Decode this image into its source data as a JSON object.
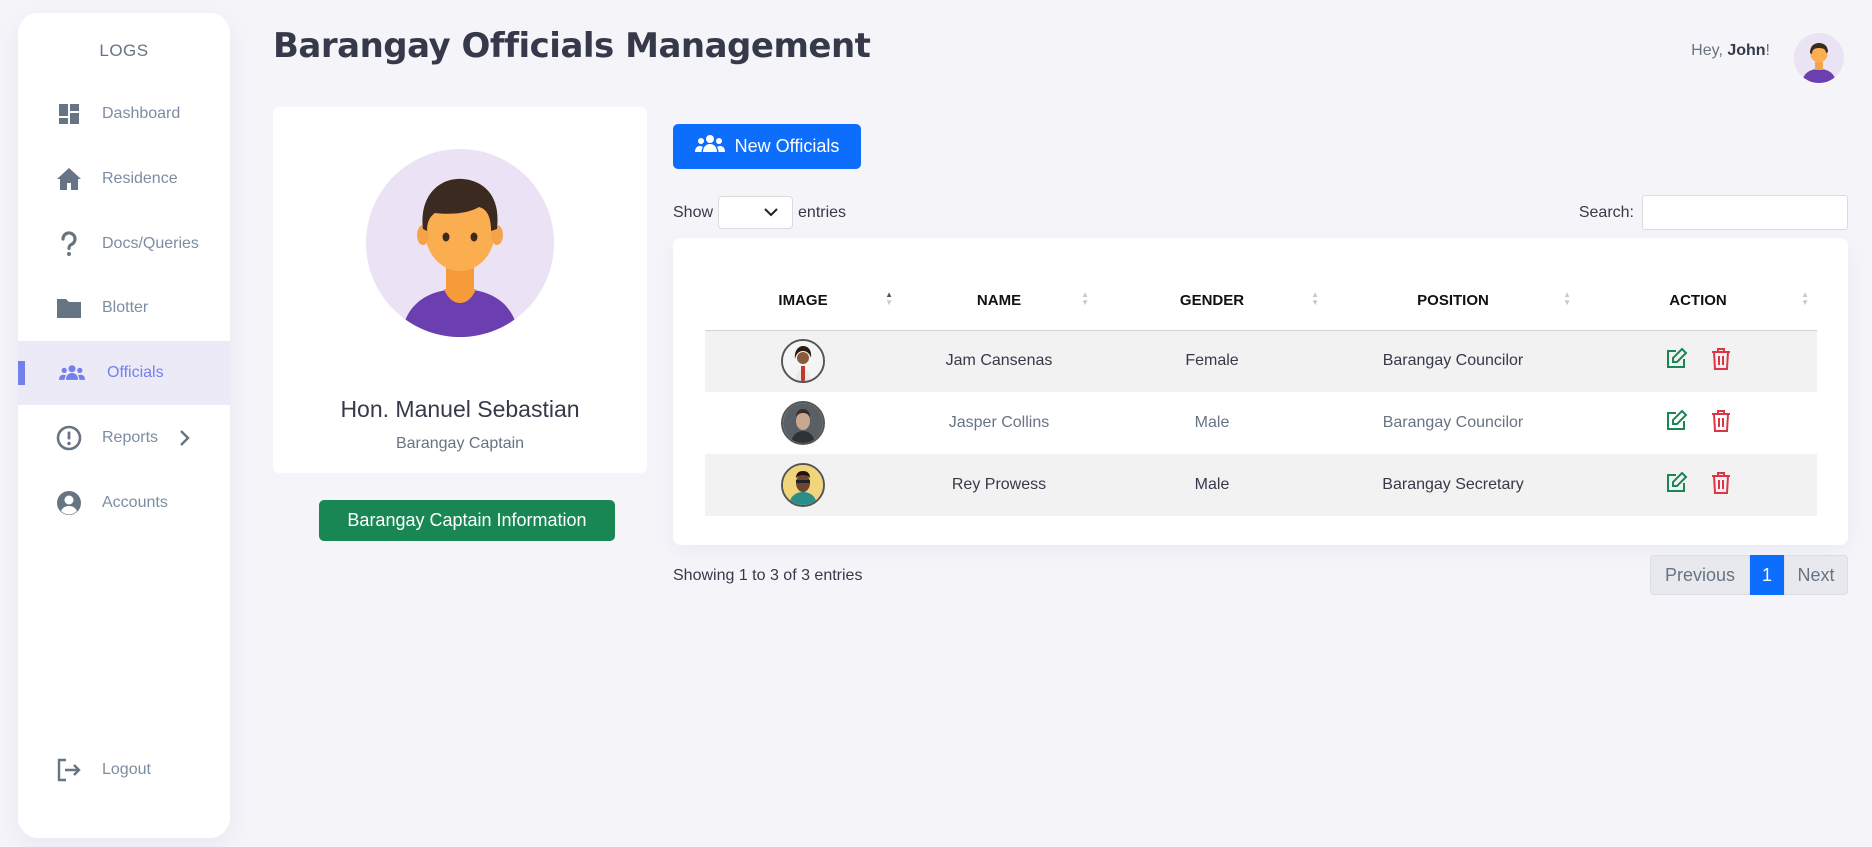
{
  "sidebar": {
    "brand": "LOGS",
    "items": [
      {
        "label": "Dashboard"
      },
      {
        "label": "Residence"
      },
      {
        "label": "Docs/Queries"
      },
      {
        "label": "Blotter"
      },
      {
        "label": "Officials"
      },
      {
        "label": "Reports"
      },
      {
        "label": "Accounts"
      }
    ],
    "logout": "Logout"
  },
  "header": {
    "title": "Barangay Officials Management",
    "greeting_prefix": "Hey, ",
    "user": "John",
    "greeting_suffix": "!"
  },
  "captain": {
    "name": "Hon. Manuel Sebastian",
    "title": "Barangay Captain",
    "button": "Barangay Captain Information"
  },
  "toolbar": {
    "new_button": "New Officials",
    "show": "Show",
    "entries": "entries",
    "search": "Search:"
  },
  "table": {
    "headers": [
      "IMAGE",
      "NAME",
      "GENDER",
      "POSITION",
      "ACTION"
    ],
    "rows": [
      {
        "name": "Jam Cansenas",
        "gender": "Female",
        "position": "Barangay Councilor"
      },
      {
        "name": "Jasper Collins",
        "gender": "Male",
        "position": "Barangay Councilor"
      },
      {
        "name": "Rey Prowess",
        "gender": "Male",
        "position": "Barangay Secretary"
      }
    ]
  },
  "footer": {
    "info": "Showing 1 to 3 of 3 entries",
    "previous": "Previous",
    "page": "1",
    "next": "Next"
  },
  "colors": {
    "accent": "#7380ec",
    "primary_button": "#0d6efd",
    "success_button": "#198754",
    "edit_icon": "#198754",
    "delete_icon": "#dc3545"
  }
}
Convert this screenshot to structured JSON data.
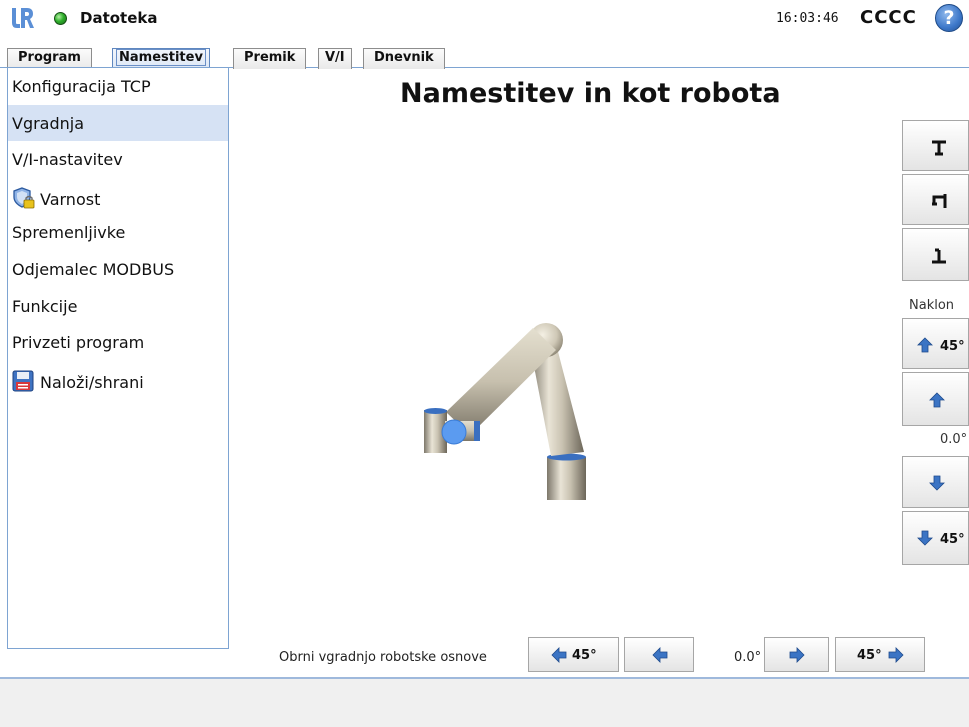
{
  "header": {
    "file_menu": "Datoteka",
    "time": "16:03:46",
    "robot_name": "CCCC",
    "help_symbol": "?"
  },
  "tabs": [
    {
      "label": "Program"
    },
    {
      "label": "Namestitev",
      "active": true
    },
    {
      "label": "Premik"
    },
    {
      "label": "V/I"
    },
    {
      "label": "Dnevnik"
    }
  ],
  "sidebar": {
    "items": [
      {
        "label": "Konfiguracija TCP"
      },
      {
        "label": "Vgradnja",
        "selected": true
      },
      {
        "label": "V/I-nastavitev"
      },
      {
        "label": "Varnost",
        "icon": "shield-lock-icon"
      },
      {
        "label": "Spremenljivke"
      },
      {
        "label": "Odjemalec MODBUS"
      },
      {
        "label": "Funkcije"
      },
      {
        "label": "Privzeti program"
      },
      {
        "label": "Naloži/shrani",
        "icon": "floppy-disk-icon"
      }
    ]
  },
  "main": {
    "title": "Namestitev in kot robota"
  },
  "tilt": {
    "label": "Naklon",
    "up_45": "45°",
    "value": "0.0°",
    "down_45": "45°"
  },
  "rotate": {
    "label": "Obrni vgradnjo robotske osnove",
    "left_45": "45°",
    "value": "0.0°",
    "right_45": "45°"
  },
  "colors": {
    "accent": "#7ea4d2",
    "selected": "#d6e2f4",
    "arrow_blue": "#3b74c4",
    "robot_joint": "#3a7bd5"
  }
}
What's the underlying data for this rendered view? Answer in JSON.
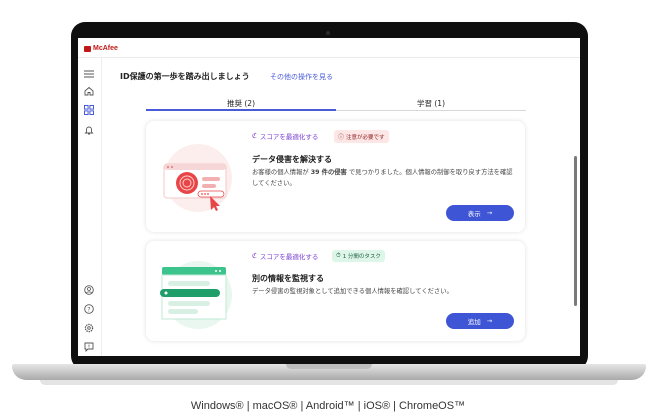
{
  "app": {
    "brand": "McAfee"
  },
  "sidebar": {
    "icons": [
      "menu-icon",
      "home-icon",
      "apps-grid-icon",
      "bell-icon",
      "account-icon",
      "help-icon",
      "settings-icon",
      "feedback-icon"
    ]
  },
  "main": {
    "heading": "ID保護の第一歩を踏み出しましょう",
    "other_actions_link": "その他の操作を見る",
    "tabs": [
      {
        "label": "推奨 (2)",
        "active": true
      },
      {
        "label": "学習 (1)",
        "active": false
      }
    ],
    "cards": [
      {
        "category": "スコアを最適化する",
        "badge": "注意が必要です",
        "title": "データ侵害を解決する",
        "desc_prefix": "お客様の個人情報が ",
        "desc_bold": "39 件の侵害",
        "desc_suffix": " で見つかりました。個人情報の制御を取り戻す方法を確認してください。",
        "button": "表示"
      },
      {
        "category": "スコアを最適化する",
        "badge": "1 分間のタスク",
        "title": "別の情報を監視する",
        "desc": "データ侵害の監視対象として追加できる個人情報を確認してください。",
        "button": "追加"
      }
    ]
  },
  "footer": {
    "platforms": "Windows® | macOS® | Android™ | iOS® | ChromeOS™"
  },
  "colors": {
    "accent": "#3e55d6",
    "brand": "#c01818",
    "category": "#7b3fd6"
  }
}
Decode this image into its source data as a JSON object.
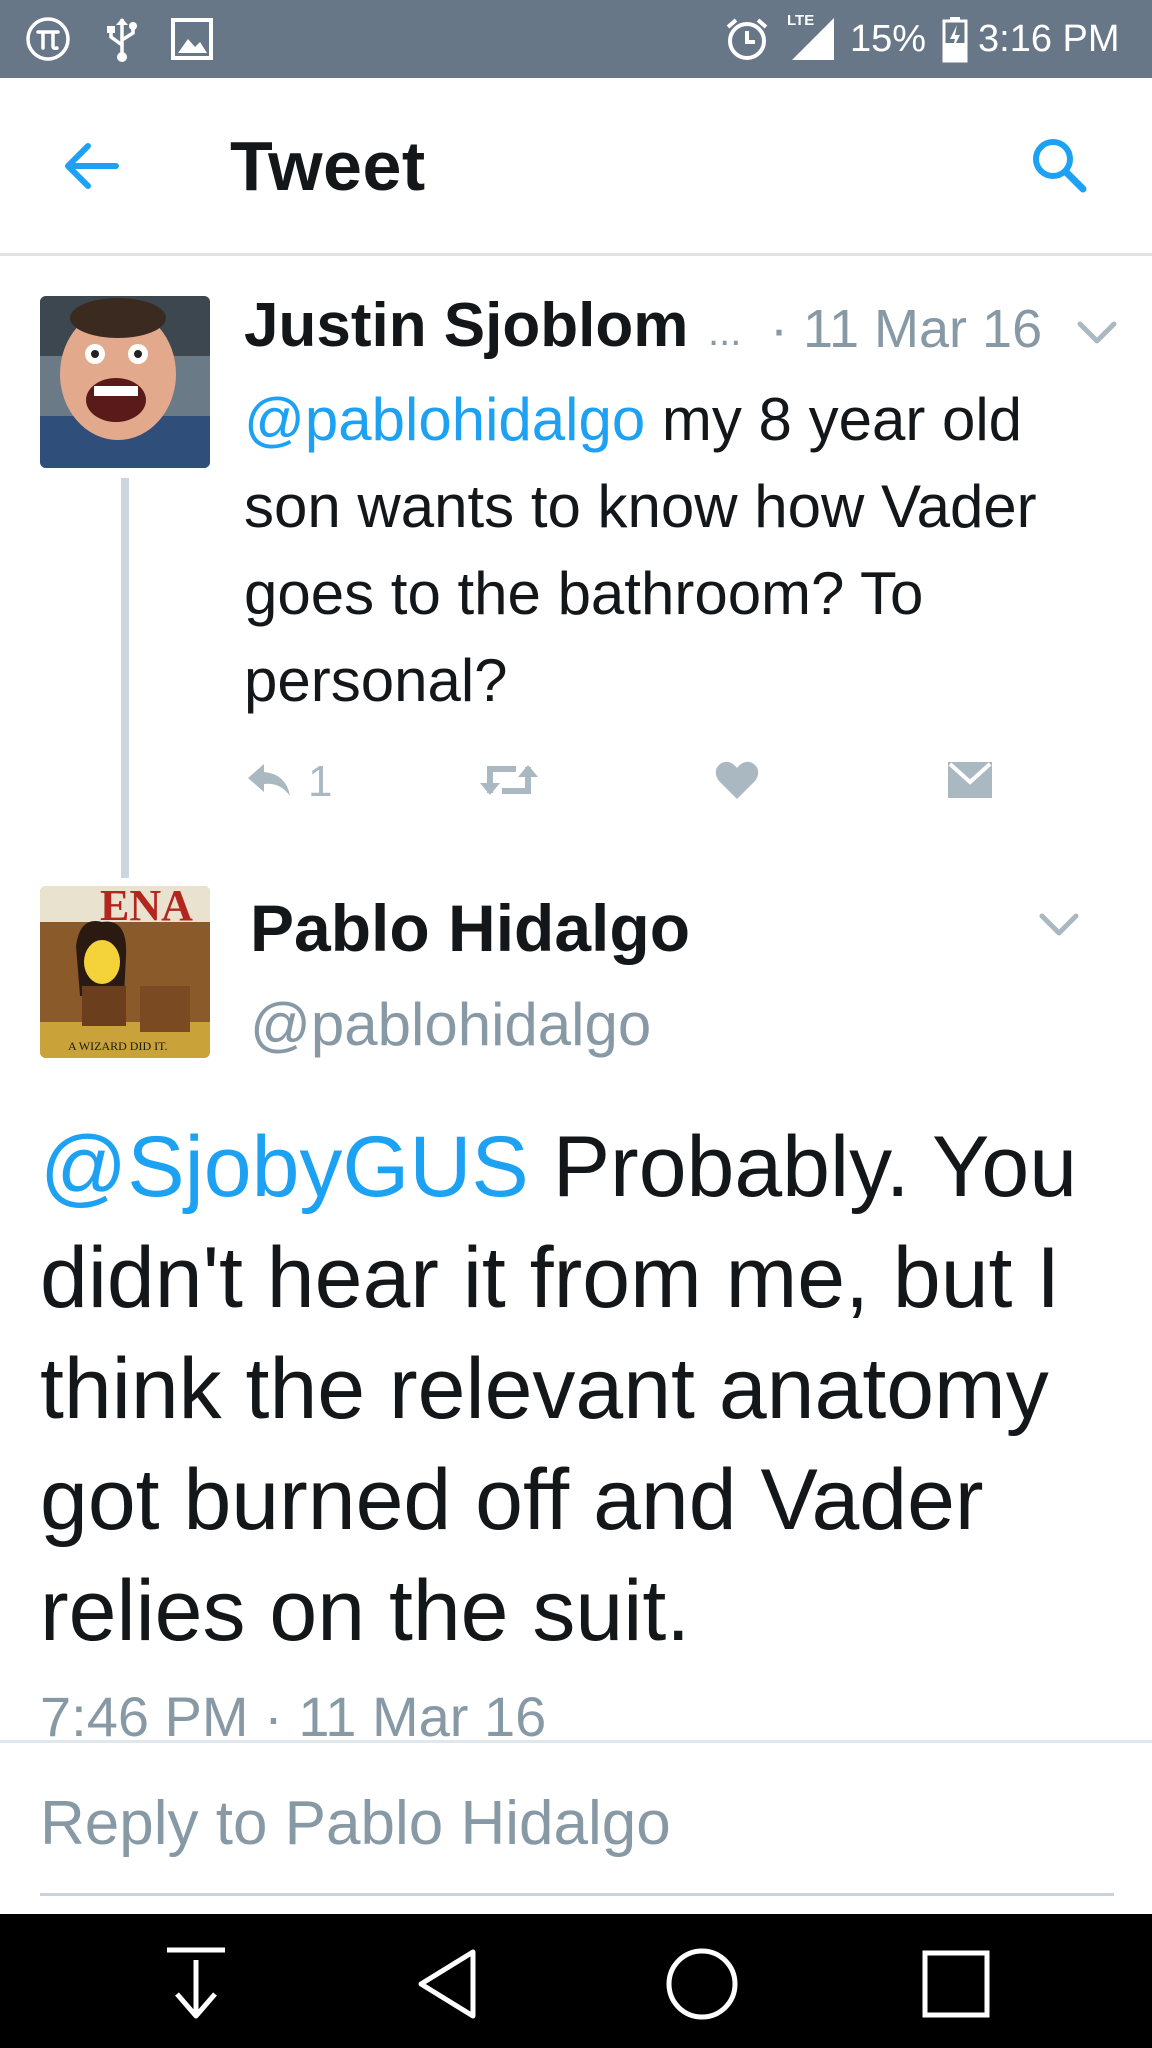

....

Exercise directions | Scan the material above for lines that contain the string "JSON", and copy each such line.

Solution |
Decode this image into its source data as a JSON object.
Convert this screenshot to structured JSON data.
What's the underlying data for this rendered view? Answer in JSON.
Decode this image into its source data as a JSON object.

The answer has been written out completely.